Turnaround time and quantity can also impact the cost of PCBAs. Expedited shipping and extra work time will generally increase costs, and the price of materials can fluctuate based on economic factors. The required technology, such as SMT or thru-hole tech, can also affect costs. SMT, for example, is a more automated process that can save money.

While PCBAs may generally be cheaper in China, customers should take the total cost, including shipping and logistics into consideration. The quality and expertise of the manufacturer should not be overlooked. Thoroughly researching and vetting potential manufacturers is crucial to ensure they meet quality standards. Choosing a manufacturer solely based on cost can lead to issues in the long run.

What Is the Difference Between PCB and PCBA

In simple terms, a PCB (Printed Circuit Board) is a bare circuit board with no electronic components and a PCBA (Printed Circuit Board Assembly) is the process of assembling electronic components to the PCB board.
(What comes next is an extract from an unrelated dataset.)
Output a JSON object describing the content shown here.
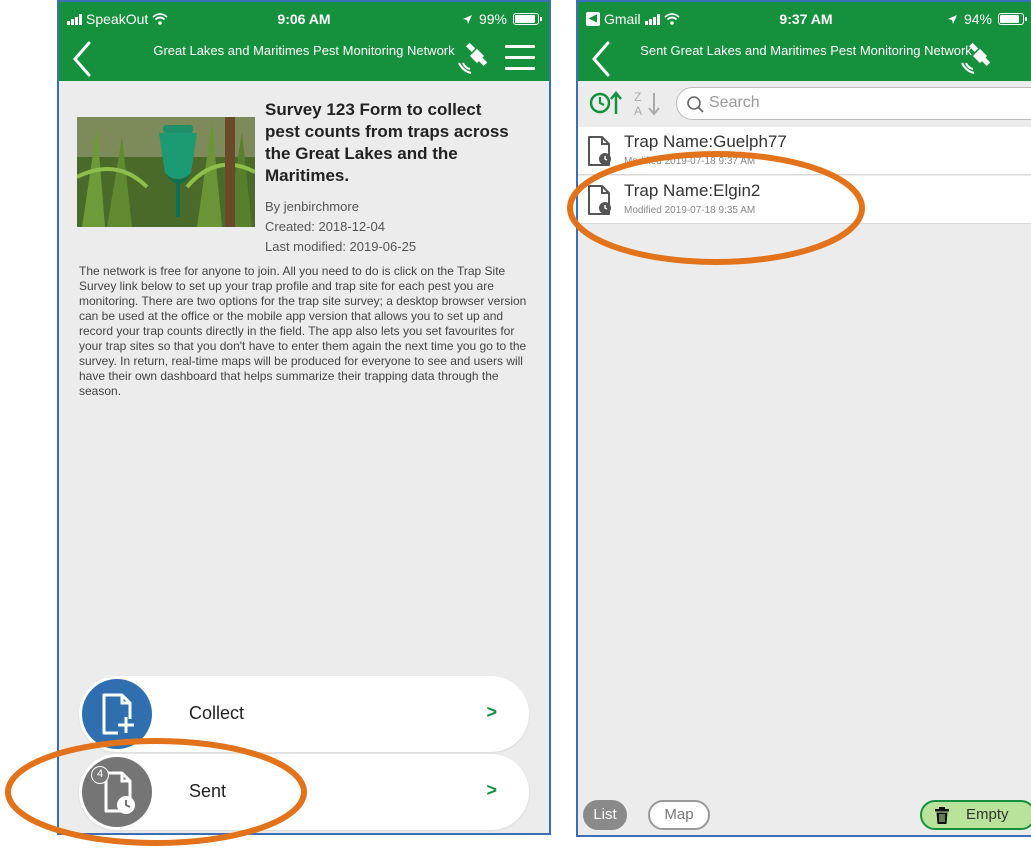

A bare PCB board without components cannot function, thus a PCBA can be seen as the complete circuit board as the finished product.

Here are the definitions of PCB and PCBA for your reference:

  • A PCB, or Printed Circuit Board, is a flat board made of non-conductive material that serves as a base for electronic components. It provides mechanical support and electrical connections between various components on the board. PCBs can be made from different materials such as metal, ceramic, or FR4 (glass-reinforced epoxy laminate material). The choice of material depends on factors like durability, resistance to high temperatures, and cost. PCBs can also vary in flexibility and the number of layers they possess. They can be single-layered or dual-layered, depending on the complexity of the electronic device being designed.
  • PCBA, or Printed Circuit Board Assembly, refers to the process of assembling electronic components onto a PCB. It involves soldering or attaching components like resistors, capacitors, integrated circuits, and connectors onto the PCB to create a functional electronic device. PCBA is typically done by specialized manufacturers who have the expertise and equipment to handle the assembly process.